The Bhagavad Gita tells the story of Arjuna, a prince and very good man, who is trying to regain his rightful place in life. Sadly, to do so he must go to war with his own family. Wringing his hands and paralyzed with fear, Arjuna asks his charioteer Krishna (who turns out to be a voice of wisdom, solace, and more), “How can I kill my relations and teachers?”
Like Arjuna, everyone of us comes to a state of numbness and paralysis when faced with great challenges in life. Swami Chinmaya says, “The average man, you and I, we get crushed by the world around us. Not because the world and situation is stronger than you, but you become weaker. And therefore, apparently the situation becomes stronger. Arjuna’s disease is the universal disease.” We’ve got a plan for everything and we are confident until the challenges are in our faces. However, once we come face to face with a mammoth challenge, we usually lose our balance, our foothold, and we fumble. In this anxious state, we are not able to face challenges properly because our minds have become unsteady and incapacitated by fear. In Arjuna’s case, he must face a battle which he has trained for. He can either face the battle with all the courage and strength that he has within himself, or he can shrink and succumb to his fear, anxious hesitation, and incorrect identification with his smallness and doubts.
I made a list of some of the times when I’ve had Arjuna’s disease:
- As a 12 year old, I had to face a bully in 7th grade which ended in a physical fight. Although your girl won the fight and this experience taught me to stand up for myself, at the time I felt I was in a fight for my life.
- I made mistakes as a young woman and broke a dear person’s heart. Dealing with the guilt and aftermath proved to be quite the challenge that took my sensitive heart years to overcome.
- A close family member had an extended illness, and, during the ordeal, I felt helpless, hopeless, and incapable of finding solutions.
- In 2017, our house flooded and we had to deal with the immediate trauma of flooding, the overwhelming and exhausting clean up, and the year long pain and expense of rebuilding.

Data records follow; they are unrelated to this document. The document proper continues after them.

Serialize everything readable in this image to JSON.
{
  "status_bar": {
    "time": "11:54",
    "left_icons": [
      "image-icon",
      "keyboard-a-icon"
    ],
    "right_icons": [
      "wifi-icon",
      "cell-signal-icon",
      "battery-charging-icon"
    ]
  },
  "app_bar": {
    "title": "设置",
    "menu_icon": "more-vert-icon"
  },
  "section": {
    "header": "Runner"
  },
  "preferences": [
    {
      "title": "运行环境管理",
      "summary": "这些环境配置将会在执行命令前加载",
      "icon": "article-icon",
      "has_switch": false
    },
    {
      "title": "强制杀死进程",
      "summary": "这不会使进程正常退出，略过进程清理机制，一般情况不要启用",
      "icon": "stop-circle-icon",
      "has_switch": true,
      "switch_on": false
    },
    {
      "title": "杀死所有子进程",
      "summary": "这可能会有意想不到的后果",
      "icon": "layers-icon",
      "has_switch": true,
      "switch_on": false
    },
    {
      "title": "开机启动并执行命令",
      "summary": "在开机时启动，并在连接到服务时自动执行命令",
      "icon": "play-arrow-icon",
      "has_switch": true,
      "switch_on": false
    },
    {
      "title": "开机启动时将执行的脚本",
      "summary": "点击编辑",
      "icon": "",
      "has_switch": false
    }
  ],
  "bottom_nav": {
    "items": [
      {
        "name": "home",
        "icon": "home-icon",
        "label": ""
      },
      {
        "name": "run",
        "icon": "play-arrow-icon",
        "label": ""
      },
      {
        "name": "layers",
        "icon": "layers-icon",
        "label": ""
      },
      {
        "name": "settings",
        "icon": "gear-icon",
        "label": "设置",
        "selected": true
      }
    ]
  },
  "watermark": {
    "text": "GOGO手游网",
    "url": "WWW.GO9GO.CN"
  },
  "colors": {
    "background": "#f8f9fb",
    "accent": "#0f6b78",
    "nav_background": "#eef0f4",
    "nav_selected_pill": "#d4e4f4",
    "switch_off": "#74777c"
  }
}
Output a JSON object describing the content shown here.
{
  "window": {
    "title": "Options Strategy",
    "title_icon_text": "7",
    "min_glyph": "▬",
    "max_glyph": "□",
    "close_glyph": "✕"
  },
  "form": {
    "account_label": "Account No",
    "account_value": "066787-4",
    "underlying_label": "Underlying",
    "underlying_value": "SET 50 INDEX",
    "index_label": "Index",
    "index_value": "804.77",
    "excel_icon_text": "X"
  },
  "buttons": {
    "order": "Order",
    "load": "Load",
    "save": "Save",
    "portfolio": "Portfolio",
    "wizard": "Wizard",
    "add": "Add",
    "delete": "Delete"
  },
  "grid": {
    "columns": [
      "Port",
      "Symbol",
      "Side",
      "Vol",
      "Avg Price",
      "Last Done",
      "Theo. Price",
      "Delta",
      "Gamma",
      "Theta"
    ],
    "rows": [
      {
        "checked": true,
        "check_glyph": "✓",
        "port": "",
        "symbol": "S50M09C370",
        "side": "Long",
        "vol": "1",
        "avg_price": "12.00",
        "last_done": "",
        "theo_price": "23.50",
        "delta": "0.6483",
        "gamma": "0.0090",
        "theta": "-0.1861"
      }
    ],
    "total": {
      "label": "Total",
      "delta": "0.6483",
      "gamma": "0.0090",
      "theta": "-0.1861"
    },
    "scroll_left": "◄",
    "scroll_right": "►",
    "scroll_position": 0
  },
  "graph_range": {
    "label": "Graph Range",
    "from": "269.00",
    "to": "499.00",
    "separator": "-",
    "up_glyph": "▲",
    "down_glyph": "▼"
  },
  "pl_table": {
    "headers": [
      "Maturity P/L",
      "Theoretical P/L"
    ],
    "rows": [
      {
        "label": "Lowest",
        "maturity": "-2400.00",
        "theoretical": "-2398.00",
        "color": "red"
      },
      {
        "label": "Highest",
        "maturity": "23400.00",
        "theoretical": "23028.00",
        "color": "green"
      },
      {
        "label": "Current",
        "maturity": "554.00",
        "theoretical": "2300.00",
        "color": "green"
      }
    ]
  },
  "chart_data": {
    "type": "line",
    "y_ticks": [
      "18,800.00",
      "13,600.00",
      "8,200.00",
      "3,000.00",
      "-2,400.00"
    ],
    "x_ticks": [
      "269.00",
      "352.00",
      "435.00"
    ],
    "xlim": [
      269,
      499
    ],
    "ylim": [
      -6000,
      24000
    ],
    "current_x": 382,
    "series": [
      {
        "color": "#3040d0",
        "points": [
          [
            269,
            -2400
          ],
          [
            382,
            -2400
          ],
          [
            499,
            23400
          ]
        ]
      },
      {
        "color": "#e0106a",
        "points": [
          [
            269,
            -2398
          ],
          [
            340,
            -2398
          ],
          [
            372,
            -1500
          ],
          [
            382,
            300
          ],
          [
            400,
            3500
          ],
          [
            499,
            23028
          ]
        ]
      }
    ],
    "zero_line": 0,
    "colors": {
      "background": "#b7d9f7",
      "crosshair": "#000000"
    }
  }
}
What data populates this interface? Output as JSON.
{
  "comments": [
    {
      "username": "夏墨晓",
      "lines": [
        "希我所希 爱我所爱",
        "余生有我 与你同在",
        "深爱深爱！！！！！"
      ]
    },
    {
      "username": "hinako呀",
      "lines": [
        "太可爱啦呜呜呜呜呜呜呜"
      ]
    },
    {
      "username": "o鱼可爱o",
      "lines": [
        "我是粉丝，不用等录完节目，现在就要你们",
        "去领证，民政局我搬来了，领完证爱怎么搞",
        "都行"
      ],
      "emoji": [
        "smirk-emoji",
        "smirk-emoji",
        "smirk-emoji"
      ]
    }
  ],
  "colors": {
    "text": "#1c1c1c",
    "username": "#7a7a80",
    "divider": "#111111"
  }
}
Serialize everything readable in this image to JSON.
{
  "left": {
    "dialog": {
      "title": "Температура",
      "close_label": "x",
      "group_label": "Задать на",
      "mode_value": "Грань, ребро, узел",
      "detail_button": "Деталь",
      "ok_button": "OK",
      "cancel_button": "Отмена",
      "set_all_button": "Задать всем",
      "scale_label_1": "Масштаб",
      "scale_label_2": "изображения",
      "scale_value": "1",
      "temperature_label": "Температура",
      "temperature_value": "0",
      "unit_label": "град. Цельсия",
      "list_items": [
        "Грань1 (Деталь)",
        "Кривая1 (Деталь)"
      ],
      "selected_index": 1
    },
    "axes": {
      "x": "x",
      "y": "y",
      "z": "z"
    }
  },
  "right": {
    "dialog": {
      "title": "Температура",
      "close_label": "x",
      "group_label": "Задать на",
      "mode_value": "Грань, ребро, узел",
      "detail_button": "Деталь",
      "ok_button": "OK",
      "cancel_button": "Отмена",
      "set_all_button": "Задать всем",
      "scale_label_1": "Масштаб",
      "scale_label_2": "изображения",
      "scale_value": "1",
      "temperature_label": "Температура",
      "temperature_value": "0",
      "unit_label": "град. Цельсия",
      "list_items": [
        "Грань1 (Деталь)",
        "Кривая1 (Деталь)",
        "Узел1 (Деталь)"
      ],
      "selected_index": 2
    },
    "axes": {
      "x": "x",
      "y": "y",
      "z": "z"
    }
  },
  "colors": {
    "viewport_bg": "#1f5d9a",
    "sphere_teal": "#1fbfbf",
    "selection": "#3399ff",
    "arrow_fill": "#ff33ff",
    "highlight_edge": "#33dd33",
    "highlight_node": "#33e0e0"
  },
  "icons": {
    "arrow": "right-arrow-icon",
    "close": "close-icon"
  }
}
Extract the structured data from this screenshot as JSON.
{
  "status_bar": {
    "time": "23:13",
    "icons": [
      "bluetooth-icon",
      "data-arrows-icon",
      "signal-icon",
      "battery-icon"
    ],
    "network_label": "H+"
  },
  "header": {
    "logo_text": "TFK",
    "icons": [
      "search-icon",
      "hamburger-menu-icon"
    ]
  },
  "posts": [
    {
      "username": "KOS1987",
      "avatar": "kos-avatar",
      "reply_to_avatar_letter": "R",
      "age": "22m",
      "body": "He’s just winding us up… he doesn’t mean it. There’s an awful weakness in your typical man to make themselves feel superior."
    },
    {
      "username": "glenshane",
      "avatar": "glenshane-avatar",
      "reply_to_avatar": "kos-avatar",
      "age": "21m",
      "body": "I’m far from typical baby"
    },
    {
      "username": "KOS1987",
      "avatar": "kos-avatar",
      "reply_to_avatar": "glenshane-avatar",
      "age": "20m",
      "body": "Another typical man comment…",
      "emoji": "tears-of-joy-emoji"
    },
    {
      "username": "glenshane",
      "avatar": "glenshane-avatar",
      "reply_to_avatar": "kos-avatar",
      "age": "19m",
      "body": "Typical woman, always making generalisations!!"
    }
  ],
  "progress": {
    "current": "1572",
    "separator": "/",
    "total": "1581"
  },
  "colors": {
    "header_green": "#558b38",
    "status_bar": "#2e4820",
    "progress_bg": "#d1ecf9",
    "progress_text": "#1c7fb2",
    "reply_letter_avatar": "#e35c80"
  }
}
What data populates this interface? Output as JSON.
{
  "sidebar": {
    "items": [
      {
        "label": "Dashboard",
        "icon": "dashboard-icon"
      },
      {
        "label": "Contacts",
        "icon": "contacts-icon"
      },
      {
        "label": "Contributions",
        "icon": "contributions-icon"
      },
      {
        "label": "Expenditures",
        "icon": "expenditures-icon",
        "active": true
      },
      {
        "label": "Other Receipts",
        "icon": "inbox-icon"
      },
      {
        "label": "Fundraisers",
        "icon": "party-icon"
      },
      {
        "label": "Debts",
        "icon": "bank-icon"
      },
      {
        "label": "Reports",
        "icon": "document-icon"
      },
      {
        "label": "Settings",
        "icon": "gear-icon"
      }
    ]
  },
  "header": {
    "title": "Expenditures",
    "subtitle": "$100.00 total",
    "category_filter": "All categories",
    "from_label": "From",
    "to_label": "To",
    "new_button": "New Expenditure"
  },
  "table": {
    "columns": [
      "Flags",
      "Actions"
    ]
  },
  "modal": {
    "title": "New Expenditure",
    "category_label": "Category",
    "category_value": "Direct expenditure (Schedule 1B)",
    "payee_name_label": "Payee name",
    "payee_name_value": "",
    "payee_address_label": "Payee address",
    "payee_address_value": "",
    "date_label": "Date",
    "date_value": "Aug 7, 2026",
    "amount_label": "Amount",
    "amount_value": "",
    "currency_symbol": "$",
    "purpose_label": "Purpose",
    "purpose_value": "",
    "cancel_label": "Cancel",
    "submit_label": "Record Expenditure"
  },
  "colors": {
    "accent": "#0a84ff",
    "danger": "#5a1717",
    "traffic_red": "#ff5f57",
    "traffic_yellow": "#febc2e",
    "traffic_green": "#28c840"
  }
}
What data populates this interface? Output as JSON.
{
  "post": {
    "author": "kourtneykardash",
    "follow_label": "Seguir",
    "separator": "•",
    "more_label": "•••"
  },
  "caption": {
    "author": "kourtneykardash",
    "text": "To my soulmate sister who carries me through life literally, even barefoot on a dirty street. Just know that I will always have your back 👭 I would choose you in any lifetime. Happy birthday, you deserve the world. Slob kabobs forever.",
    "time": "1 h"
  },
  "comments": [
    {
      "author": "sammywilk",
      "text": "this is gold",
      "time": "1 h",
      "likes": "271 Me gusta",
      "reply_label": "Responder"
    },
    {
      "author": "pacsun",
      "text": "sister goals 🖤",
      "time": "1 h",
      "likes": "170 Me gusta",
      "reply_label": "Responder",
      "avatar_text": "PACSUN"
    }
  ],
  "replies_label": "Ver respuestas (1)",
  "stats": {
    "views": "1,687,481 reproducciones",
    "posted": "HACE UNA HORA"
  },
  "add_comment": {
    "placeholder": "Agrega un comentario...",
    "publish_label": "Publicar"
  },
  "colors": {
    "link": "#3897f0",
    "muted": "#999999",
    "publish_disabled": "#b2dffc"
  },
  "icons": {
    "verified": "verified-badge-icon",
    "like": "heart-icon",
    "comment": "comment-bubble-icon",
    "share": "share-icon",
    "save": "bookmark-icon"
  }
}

All of us have these kinds of challenges as life is the great equalizer. We are all challenged to the core. What about you? What are your experiences of Arjuna’s disease? Some say that a cure for this disease may come from studying the Bhagavad Gita and other sacred literature from the various traditions. We are all hoping to experience more courage, conviction, and freedom after all. What if by diving into the study of the world’s great scriptural texts we could each find our own cures for anxiety, depression, addiction, stress, and staying stuck in our fears and smallness? That would be a worthy pursuit.